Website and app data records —
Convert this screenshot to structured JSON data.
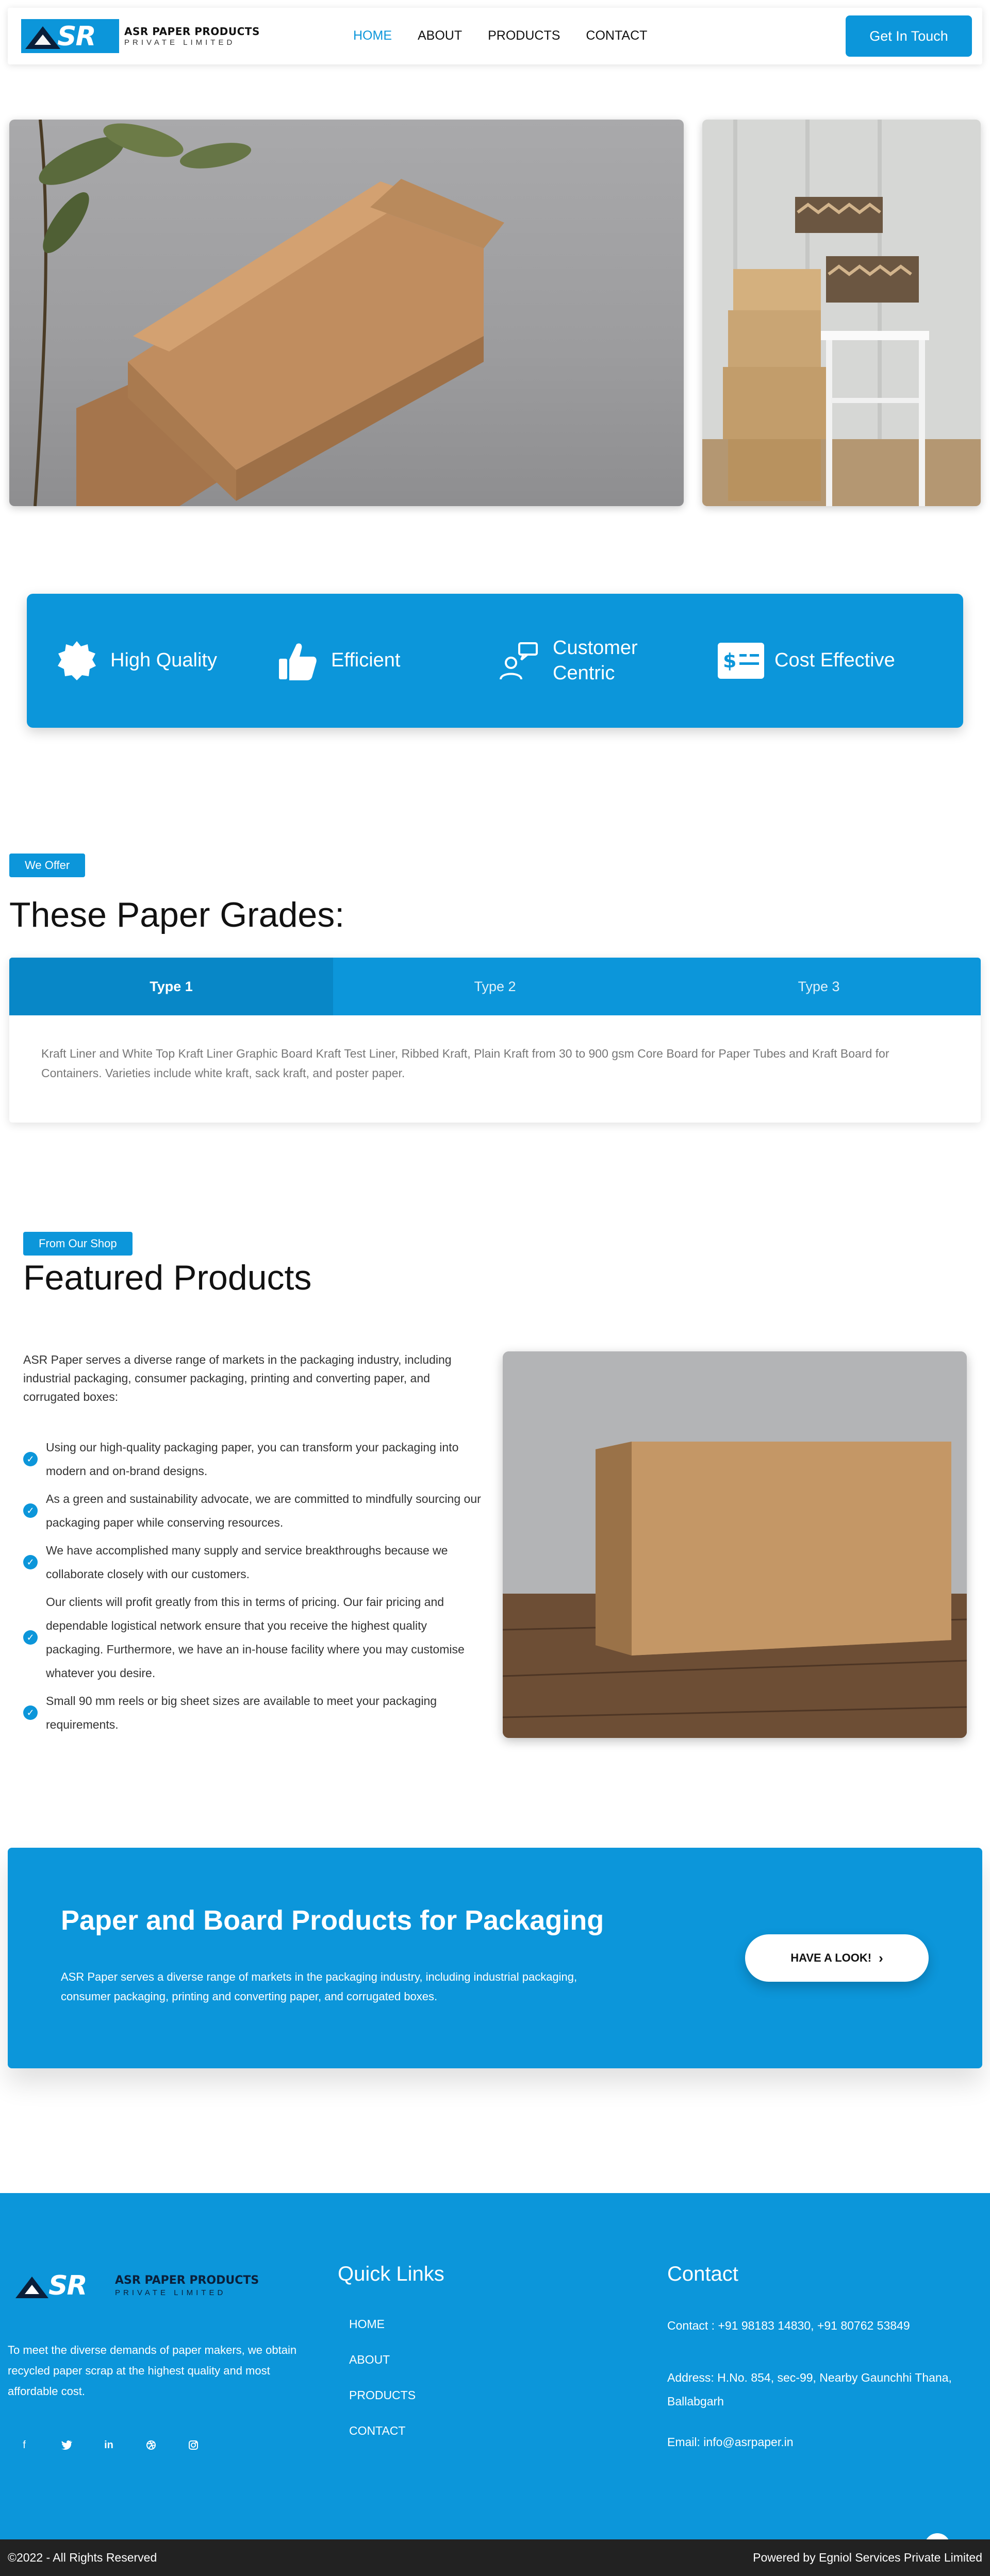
{
  "brand": {
    "name_line1": "ASR PAPER PRODUCTS",
    "name_line2": "PRIVATE LIMITED",
    "logo_mark": "SR"
  },
  "nav": {
    "items": [
      "HOME",
      "ABOUT",
      "PRODUCTS",
      "CONTACT"
    ],
    "active": "HOME"
  },
  "header": {
    "cta_label": "Get In Touch"
  },
  "features": [
    {
      "icon": "badge-check-icon",
      "label": "High Quality"
    },
    {
      "icon": "thumbs-up-icon",
      "label": "Efficient"
    },
    {
      "icon": "user-chat-icon",
      "label": "Customer Centric"
    },
    {
      "icon": "dollar-bill-icon",
      "label": "Cost Effective"
    }
  ],
  "grades": {
    "badge": "We Offer",
    "title": "These Paper Grades:",
    "tabs": [
      "Type 1",
      "Type 2",
      "Type 3"
    ],
    "active_tab": "Type 1",
    "content": "Kraft Liner and White Top Kraft Liner Graphic Board Kraft Test Liner, Ribbed Kraft, Plain Kraft from 30 to 900 gsm Core Board for Paper Tubes and Kraft Board for Containers. Varieties include white kraft, sack kraft, and poster paper."
  },
  "featured": {
    "badge": "From Our Shop",
    "title": "Featured Products",
    "intro": "ASR Paper serves a diverse range of markets in the packaging industry, including industrial packaging, consumer packaging, printing and converting paper, and corrugated boxes:",
    "points": [
      "Using our high-quality packaging paper, you can transform your packaging into modern and on-brand designs.",
      "As a green and sustainability advocate, we are committed to mindfully sourcing our packaging paper while conserving resources.",
      "We have accomplished many supply and service breakthroughs because we collaborate closely with our customers.",
      "Our clients will profit greatly from this in terms of pricing. Our fair pricing and dependable logistical network ensure that you receive the highest quality packaging. Furthermore, we have an in-house facility where you may customise whatever you desire.",
      "Small 90 mm reels or big sheet sizes are available to meet your packaging requirements."
    ]
  },
  "cta": {
    "title": "Paper and Board Products for Packaging",
    "description": "ASR Paper serves a diverse range of markets in the packaging industry, including industrial packaging, consumer packaging, printing and converting paper, and corrugated boxes.",
    "button_label": "HAVE A LOOK!"
  },
  "footer": {
    "about": "To meet the diverse demands of paper makers, we obtain recycled paper scrap at the highest quality and most affordable cost.",
    "socials": [
      "facebook-icon",
      "twitter-icon",
      "linkedin-icon",
      "dribbble-icon",
      "instagram-icon"
    ],
    "quick_links_title": "Quick Links",
    "quick_links": [
      "HOME",
      "ABOUT",
      "PRODUCTS",
      "CONTACT"
    ],
    "contact_title": "Contact",
    "contact_phone": "Contact : +91 98183 14830,  +91 80762 53849",
    "contact_address": "Address: H.No. 854, sec-99, Nearby Gaunchhi Thana, Ballabgarh",
    "contact_email": "Email: info@asrpaper.in",
    "copyright": "©2022 - All Rights Reserved",
    "powered_by": "Powered by Egniol Services Private Limited"
  },
  "colors": {
    "accent": "#0c96da",
    "accent_dark": "#0887c7",
    "bottom_bar": "#222222"
  }
}
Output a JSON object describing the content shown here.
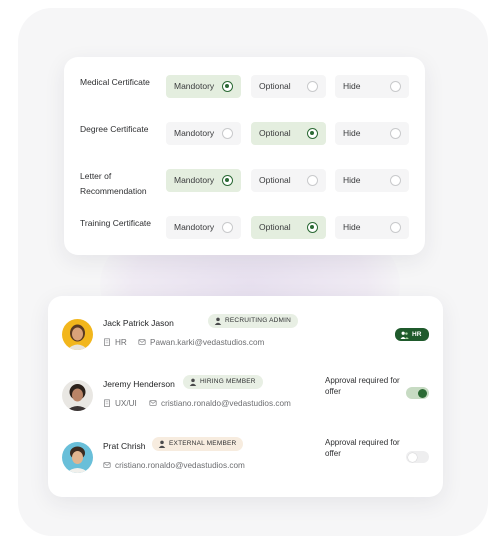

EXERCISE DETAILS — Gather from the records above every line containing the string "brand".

REPLY TO THE EXERCISE —
  "brand": {
      "Using our high-quality packaging paper, you can transform your packaging into modern and on-brand designs.",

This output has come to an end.